TASK STATEMENT:
Locate every line below that contains the word "configs" and copy it.
----- DATA SECTION
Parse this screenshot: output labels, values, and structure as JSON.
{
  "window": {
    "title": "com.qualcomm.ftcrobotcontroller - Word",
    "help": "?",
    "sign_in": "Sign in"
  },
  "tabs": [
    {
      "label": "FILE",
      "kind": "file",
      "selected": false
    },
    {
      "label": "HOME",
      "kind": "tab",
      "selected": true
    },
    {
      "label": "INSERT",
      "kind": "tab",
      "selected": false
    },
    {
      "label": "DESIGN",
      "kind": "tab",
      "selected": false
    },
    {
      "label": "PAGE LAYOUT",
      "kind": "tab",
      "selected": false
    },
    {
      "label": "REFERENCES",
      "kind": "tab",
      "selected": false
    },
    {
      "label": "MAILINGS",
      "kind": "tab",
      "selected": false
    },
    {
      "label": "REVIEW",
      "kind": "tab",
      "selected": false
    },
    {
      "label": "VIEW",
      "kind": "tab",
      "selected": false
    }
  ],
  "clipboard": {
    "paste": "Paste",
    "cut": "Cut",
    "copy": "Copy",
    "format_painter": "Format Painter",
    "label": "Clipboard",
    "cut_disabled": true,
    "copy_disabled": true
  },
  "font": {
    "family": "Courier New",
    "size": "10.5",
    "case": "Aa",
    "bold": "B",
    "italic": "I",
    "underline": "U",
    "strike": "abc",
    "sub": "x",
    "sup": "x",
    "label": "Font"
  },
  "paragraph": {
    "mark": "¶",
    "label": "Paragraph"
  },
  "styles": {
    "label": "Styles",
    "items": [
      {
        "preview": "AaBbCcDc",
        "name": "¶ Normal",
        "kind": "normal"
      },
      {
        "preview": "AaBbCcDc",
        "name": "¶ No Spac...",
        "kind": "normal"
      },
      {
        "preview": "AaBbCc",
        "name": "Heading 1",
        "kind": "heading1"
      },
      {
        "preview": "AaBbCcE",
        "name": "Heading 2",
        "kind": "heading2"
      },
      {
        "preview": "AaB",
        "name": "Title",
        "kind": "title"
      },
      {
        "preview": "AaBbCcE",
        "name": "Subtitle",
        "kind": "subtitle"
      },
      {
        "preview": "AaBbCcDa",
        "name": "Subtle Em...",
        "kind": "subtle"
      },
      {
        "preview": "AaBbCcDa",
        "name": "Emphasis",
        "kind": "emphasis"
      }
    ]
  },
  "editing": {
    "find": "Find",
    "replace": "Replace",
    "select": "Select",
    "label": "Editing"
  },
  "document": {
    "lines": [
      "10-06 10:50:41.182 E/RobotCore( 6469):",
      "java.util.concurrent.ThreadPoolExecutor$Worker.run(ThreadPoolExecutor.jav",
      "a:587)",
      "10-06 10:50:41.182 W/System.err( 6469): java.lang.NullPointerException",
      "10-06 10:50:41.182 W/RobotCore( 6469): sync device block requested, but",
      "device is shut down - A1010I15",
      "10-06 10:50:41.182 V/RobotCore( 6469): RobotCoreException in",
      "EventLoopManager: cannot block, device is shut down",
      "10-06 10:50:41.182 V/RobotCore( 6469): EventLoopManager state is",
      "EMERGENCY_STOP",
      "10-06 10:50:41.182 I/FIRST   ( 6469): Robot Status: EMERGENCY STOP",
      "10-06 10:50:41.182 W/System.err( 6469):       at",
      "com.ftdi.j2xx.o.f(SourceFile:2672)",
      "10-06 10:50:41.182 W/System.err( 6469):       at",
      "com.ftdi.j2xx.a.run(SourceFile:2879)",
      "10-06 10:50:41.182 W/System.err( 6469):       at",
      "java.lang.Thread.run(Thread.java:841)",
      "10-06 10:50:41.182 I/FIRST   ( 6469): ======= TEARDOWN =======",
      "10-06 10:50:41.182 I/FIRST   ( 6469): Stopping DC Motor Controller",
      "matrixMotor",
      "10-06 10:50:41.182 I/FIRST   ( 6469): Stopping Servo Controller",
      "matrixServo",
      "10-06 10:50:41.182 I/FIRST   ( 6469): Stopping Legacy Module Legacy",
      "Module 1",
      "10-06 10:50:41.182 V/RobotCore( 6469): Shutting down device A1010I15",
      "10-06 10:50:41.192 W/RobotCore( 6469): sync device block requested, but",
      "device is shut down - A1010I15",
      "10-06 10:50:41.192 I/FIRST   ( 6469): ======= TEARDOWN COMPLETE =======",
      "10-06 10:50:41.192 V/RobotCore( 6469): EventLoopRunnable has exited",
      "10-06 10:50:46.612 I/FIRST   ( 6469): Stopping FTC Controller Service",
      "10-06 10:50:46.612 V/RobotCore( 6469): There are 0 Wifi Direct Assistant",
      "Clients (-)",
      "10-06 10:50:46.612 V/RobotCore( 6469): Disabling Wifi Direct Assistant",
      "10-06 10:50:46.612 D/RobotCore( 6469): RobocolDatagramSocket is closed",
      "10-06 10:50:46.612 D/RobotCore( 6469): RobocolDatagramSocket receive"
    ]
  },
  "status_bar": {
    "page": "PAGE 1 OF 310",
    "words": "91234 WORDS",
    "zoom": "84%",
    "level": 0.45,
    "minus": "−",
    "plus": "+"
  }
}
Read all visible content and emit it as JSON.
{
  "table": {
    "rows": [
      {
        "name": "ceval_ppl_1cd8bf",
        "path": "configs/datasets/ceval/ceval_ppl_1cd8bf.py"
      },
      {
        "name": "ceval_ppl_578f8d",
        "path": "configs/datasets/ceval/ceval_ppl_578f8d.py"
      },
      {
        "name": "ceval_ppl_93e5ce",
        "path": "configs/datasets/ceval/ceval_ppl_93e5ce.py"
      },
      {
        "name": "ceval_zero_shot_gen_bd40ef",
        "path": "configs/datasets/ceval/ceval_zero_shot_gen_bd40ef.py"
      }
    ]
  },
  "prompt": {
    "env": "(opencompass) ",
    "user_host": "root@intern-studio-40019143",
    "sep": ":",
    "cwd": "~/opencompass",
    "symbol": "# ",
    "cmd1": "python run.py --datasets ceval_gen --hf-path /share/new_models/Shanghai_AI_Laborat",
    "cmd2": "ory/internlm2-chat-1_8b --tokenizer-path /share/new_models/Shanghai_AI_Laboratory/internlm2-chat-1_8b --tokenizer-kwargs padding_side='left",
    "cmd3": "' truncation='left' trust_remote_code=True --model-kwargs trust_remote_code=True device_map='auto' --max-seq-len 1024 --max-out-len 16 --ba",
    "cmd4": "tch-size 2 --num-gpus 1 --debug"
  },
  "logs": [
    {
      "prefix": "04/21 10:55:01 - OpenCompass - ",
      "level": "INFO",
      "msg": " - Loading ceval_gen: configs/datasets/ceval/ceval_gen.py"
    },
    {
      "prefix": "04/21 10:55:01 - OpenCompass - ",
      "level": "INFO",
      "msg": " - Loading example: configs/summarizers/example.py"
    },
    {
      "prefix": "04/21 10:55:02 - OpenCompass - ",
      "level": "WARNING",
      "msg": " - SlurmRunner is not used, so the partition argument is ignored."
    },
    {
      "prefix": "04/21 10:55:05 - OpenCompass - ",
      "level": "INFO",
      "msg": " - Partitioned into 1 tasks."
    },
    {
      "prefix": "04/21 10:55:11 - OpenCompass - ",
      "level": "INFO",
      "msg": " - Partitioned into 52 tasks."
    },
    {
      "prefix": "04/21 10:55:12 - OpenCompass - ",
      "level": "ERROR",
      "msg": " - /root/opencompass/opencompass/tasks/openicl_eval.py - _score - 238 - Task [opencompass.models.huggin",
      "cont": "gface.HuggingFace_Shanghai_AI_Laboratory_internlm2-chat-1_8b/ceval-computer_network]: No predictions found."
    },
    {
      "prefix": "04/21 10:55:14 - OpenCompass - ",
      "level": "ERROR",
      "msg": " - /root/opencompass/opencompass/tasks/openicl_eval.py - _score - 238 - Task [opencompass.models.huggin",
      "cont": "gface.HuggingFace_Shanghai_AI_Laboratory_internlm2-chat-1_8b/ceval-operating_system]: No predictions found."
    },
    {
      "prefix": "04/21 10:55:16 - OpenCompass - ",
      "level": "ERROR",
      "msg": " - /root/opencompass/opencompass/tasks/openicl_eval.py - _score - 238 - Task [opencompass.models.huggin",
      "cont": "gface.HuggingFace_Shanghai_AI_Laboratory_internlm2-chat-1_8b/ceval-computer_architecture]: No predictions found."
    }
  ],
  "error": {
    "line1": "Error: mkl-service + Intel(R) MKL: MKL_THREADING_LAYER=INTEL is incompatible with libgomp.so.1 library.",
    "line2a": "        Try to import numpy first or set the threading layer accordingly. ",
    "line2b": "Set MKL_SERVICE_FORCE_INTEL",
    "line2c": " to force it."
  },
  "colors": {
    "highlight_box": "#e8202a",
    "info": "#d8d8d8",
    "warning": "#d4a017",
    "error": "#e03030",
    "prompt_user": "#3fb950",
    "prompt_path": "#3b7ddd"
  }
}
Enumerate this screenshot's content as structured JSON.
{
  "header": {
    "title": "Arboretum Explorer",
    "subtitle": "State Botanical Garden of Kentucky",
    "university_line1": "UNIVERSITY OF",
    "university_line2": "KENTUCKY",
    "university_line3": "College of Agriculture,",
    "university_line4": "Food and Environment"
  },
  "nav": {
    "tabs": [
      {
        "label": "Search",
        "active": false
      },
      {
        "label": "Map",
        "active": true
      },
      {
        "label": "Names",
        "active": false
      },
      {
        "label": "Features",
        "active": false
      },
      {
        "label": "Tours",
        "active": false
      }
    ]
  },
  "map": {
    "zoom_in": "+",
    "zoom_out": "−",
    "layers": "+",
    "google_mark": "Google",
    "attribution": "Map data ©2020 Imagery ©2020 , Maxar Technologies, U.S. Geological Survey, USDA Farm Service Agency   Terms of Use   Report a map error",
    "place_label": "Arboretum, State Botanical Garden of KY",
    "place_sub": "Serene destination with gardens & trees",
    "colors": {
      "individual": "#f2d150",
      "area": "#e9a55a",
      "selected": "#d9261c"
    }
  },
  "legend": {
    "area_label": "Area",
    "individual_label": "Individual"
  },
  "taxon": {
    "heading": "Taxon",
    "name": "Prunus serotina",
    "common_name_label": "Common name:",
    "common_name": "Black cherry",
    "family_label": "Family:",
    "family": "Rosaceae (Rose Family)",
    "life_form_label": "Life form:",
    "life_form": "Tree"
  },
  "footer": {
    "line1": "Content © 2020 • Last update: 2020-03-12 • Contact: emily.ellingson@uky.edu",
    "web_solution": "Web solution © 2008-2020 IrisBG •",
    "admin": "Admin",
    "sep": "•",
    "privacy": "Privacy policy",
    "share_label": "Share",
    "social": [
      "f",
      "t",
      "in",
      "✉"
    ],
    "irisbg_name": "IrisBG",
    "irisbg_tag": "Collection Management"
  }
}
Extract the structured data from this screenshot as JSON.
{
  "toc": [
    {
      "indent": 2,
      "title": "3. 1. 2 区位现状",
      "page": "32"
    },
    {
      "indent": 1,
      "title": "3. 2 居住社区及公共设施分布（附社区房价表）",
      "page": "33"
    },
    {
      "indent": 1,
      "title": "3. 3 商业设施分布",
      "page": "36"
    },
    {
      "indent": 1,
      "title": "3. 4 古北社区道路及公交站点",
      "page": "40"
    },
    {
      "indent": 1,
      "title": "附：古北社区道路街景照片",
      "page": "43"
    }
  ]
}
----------
EXERCISE ANSWER:
        "path": "configs/datasets/ceval/ceval_ppl_1cd8bf.py"
        "path": "configs/datasets/ceval/ceval_ppl_578f8d.py"
        "path": "configs/datasets/ceval/ceval_ppl_93e5ce.py"
        "path": "configs/datasets/ceval/ceval_zero_shot_gen_bd40ef.py"
      "msg": " - Loading ceval_gen: configs/datasets/ceval/ceval_gen.py"
      "msg": " - Loading example: configs/summarizers/example.py"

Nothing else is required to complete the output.